Data about app and page elements
•••

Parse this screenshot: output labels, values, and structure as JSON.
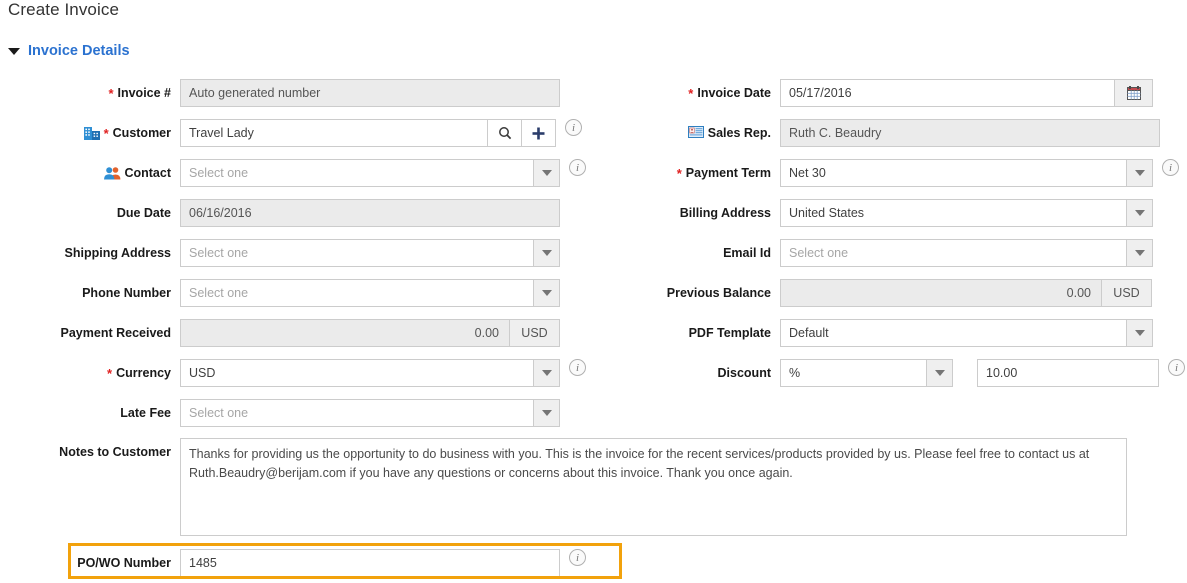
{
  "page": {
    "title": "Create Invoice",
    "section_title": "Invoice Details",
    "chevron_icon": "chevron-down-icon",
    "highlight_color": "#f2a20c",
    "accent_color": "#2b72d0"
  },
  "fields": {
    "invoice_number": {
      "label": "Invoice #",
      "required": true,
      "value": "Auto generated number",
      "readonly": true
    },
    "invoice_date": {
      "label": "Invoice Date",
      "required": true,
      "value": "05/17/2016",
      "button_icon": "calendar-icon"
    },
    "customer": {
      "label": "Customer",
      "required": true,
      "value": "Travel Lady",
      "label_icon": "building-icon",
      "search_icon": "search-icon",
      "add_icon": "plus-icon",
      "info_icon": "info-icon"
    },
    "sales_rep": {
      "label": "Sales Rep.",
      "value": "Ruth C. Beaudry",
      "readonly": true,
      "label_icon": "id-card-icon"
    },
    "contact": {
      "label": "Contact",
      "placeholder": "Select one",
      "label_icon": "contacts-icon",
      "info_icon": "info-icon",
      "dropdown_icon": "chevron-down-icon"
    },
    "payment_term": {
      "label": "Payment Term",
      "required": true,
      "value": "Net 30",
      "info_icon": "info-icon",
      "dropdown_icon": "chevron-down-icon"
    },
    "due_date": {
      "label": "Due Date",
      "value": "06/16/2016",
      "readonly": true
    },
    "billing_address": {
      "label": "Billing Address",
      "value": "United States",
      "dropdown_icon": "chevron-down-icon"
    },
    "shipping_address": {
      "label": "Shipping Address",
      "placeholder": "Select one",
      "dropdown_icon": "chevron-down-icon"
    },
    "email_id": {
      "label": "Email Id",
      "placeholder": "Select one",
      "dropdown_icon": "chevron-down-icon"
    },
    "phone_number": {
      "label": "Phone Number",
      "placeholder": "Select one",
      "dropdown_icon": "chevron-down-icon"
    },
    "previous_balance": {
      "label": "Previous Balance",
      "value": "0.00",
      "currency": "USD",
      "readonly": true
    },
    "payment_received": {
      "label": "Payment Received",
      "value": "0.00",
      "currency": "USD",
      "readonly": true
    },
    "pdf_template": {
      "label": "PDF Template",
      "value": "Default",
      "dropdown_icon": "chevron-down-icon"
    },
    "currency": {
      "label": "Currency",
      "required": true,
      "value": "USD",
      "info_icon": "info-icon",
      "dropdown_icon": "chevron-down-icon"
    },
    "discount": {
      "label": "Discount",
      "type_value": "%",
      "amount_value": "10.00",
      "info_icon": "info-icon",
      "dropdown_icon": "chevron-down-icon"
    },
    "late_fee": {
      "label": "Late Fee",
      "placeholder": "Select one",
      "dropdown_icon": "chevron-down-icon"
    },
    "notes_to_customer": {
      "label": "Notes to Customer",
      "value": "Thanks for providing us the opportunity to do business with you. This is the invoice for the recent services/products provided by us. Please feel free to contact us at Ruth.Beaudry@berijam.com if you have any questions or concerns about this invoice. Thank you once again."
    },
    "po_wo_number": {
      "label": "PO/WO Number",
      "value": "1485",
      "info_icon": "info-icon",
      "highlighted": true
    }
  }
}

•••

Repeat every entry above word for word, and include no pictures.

Parse this screenshot: output labels, values, and structure as JSON.
{
  "page": {
    "title": "Create Invoice",
    "section_title": "Invoice Details",
    "chevron_icon": "chevron-down-icon",
    "highlight_color": "#f2a20c",
    "accent_color": "#2b72d0"
  },
  "fields": {
    "invoice_number": {
      "label": "Invoice #",
      "required": true,
      "value": "Auto generated number",
      "readonly": true
    },
    "invoice_date": {
      "label": "Invoice Date",
      "required": true,
      "value": "05/17/2016",
      "button_icon": "calendar-icon"
    },
    "customer": {
      "label": "Customer",
      "required": true,
      "value": "Travel Lady",
      "label_icon": "building-icon",
      "search_icon": "search-icon",
      "add_icon": "plus-icon",
      "info_icon": "info-icon"
    },
    "sales_rep": {
      "label": "Sales Rep.",
      "value": "Ruth C. Beaudry",
      "readonly": true,
      "label_icon": "id-card-icon"
    },
    "contact": {
      "label": "Contact",
      "placeholder": "Select one",
      "label_icon": "contacts-icon",
      "info_icon": "info-icon",
      "dropdown_icon": "chevron-down-icon"
    },
    "payment_term": {
      "label": "Payment Term",
      "required": true,
      "value": "Net 30",
      "info_icon": "info-icon",
      "dropdown_icon": "chevron-down-icon"
    },
    "due_date": {
      "label": "Due Date",
      "value": "06/16/2016",
      "readonly": true
    },
    "billing_address": {
      "label": "Billing Address",
      "value": "United States",
      "dropdown_icon": "chevron-down-icon"
    },
    "shipping_address": {
      "label": "Shipping Address",
      "placeholder": "Select one",
      "dropdown_icon": "chevron-down-icon"
    },
    "email_id": {
      "label": "Email Id",
      "placeholder": "Select one",
      "dropdown_icon": "chevron-down-icon"
    },
    "phone_number": {
      "label": "Phone Number",
      "placeholder": "Select one",
      "dropdown_icon": "chevron-down-icon"
    },
    "previous_balance": {
      "label": "Previous Balance",
      "value": "0.00",
      "currency": "USD",
      "readonly": true
    },
    "payment_received": {
      "label": "Payment Received",
      "value": "0.00",
      "currency": "USD",
      "readonly": true
    },
    "pdf_template": {
      "label": "PDF Template",
      "value": "Default",
      "dropdown_icon": "chevron-down-icon"
    },
    "currency": {
      "label": "Currency",
      "required": true,
      "value": "USD",
      "info_icon": "info-icon",
      "dropdown_icon": "chevron-down-icon"
    },
    "discount": {
      "label": "Discount",
      "type_value": "%",
      "amount_value": "10.00",
      "info_icon": "info-icon",
      "dropdown_icon": "chevron-down-icon"
    },
    "late_fee": {
      "label": "Late Fee",
      "placeholder": "Select one",
      "dropdown_icon": "chevron-down-icon"
    },
    "notes_to_customer": {
      "label": "Notes to Customer",
      "value": "Thanks for providing us the opportunity to do business with you. This is the invoice for the recent services/products provided by us. Please feel free to contact us at Ruth.Beaudry@berijam.com if you have any questions or concerns about this invoice. Thank you once again."
    },
    "po_wo_number": {
      "label": "PO/WO Number",
      "value": "1485",
      "info_icon": "info-icon",
      "highlighted": true
    }
  }
}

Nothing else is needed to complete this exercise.